The DeSart model provided an updated prediction of the election result. It currently predicts a two-party vote share of 50.4% for Clinton and 49.6% for Trump in New Hampshire.
In New Hampshire, the popular vote is usually close. This is why the state is commonly viewed as a purple state, which makes it particularly interesting from a forecasting perspective.
Putting the results in context
As any other method, econometric models are subject to bias. Hence, you should not put too much trust in the results of an individual econometric model. Instead of relying on results from single econometric models, the best practice is to consult combined econometric models or, even better, the combined PollyVote forecast that relies on different methods and data.

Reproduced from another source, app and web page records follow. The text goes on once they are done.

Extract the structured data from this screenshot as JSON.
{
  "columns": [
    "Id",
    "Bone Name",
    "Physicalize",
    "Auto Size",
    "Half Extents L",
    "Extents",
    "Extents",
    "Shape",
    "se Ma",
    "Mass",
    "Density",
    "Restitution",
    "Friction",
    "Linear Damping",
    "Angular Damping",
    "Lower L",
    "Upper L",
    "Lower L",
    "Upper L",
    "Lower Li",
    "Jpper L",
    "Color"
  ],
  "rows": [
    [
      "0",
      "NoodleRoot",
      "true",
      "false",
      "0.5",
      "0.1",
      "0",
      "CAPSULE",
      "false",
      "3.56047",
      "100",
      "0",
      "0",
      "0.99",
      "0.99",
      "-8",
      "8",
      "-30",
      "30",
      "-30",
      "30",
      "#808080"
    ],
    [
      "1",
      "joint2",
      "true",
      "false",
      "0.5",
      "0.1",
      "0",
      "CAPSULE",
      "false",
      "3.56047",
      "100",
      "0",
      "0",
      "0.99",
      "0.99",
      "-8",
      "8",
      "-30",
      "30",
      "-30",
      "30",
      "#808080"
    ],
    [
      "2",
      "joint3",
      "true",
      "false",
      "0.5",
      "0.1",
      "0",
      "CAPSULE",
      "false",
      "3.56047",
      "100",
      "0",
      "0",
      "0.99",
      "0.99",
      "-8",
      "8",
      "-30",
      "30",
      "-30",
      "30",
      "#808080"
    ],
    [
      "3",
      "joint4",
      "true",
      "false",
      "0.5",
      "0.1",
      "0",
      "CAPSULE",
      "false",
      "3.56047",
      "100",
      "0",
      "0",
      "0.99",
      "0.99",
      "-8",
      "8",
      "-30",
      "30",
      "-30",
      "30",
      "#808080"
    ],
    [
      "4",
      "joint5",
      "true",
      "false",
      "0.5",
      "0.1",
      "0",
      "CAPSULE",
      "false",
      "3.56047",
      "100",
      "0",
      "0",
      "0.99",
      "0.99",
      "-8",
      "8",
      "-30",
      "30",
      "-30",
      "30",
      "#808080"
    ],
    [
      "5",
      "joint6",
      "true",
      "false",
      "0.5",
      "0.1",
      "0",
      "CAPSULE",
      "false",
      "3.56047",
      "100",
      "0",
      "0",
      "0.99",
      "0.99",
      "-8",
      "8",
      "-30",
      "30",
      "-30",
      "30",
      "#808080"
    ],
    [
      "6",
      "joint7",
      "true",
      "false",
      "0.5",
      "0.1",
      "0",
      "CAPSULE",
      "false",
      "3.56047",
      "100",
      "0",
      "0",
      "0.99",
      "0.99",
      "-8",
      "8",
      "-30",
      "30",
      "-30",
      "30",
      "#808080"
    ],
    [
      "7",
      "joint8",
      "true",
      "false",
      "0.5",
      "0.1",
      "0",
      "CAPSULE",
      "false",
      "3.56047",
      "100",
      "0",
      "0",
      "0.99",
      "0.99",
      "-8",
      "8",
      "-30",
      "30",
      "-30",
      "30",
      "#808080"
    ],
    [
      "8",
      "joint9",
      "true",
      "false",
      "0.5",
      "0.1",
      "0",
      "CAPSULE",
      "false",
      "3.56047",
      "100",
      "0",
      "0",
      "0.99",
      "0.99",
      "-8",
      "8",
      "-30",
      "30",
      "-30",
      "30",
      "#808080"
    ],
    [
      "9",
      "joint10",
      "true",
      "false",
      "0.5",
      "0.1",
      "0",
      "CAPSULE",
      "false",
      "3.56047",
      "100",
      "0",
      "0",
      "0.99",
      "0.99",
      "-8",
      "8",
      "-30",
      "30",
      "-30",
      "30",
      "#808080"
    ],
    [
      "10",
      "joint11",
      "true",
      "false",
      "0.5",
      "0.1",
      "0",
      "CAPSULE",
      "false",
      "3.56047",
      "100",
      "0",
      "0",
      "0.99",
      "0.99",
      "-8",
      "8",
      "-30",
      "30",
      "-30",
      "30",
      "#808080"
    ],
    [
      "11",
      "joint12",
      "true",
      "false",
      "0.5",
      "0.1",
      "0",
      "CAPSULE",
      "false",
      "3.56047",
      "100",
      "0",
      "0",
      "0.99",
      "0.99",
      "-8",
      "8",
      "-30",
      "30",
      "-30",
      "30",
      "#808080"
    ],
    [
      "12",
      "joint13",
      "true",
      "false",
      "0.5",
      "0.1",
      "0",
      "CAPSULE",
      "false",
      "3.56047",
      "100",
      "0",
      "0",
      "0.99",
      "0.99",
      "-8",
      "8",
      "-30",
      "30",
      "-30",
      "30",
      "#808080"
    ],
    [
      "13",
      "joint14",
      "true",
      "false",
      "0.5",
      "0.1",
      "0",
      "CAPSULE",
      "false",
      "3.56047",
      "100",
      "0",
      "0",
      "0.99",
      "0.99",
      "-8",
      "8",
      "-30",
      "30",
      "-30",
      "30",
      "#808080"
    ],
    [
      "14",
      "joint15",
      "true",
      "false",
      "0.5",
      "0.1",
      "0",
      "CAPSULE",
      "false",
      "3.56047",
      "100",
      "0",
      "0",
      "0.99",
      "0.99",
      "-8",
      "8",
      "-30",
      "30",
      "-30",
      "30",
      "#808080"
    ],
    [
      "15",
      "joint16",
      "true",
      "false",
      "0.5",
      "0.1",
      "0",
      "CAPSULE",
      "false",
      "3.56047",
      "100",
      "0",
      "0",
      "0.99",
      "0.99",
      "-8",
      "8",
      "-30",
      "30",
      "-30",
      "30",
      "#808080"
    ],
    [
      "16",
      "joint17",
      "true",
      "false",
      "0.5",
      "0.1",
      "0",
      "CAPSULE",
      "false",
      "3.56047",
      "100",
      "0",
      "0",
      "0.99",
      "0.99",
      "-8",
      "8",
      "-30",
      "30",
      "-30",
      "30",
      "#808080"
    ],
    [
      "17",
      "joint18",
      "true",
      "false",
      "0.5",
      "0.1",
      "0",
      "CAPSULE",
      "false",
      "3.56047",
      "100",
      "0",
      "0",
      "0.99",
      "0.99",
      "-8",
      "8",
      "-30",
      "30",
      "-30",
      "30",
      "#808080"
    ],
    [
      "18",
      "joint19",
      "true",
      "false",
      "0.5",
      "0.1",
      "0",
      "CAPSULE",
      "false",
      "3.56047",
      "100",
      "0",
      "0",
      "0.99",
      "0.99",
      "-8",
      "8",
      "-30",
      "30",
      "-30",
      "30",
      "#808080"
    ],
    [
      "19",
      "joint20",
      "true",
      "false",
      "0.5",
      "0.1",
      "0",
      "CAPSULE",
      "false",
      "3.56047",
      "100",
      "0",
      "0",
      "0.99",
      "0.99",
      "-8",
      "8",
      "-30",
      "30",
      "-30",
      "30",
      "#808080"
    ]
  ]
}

Comparison to other econometric models
If we look at an average of New Hampshire econometric models, Clinton's current two-party vote share is at 52.2%. This value is 1.8 percentage points higher than her corresponding numbers in the DeSart model.
The DeSart model compared with PollyVote's forecast
PollyVote currently predicts Clinton to gain 51.7% of the two-party vote in New Hampshire, which is 1.3 percentage points above the results of the DeSart model. In comparison, a look at the PollyVote national prediction for Clinton shows that the actual results are 1.6 percentage points lower.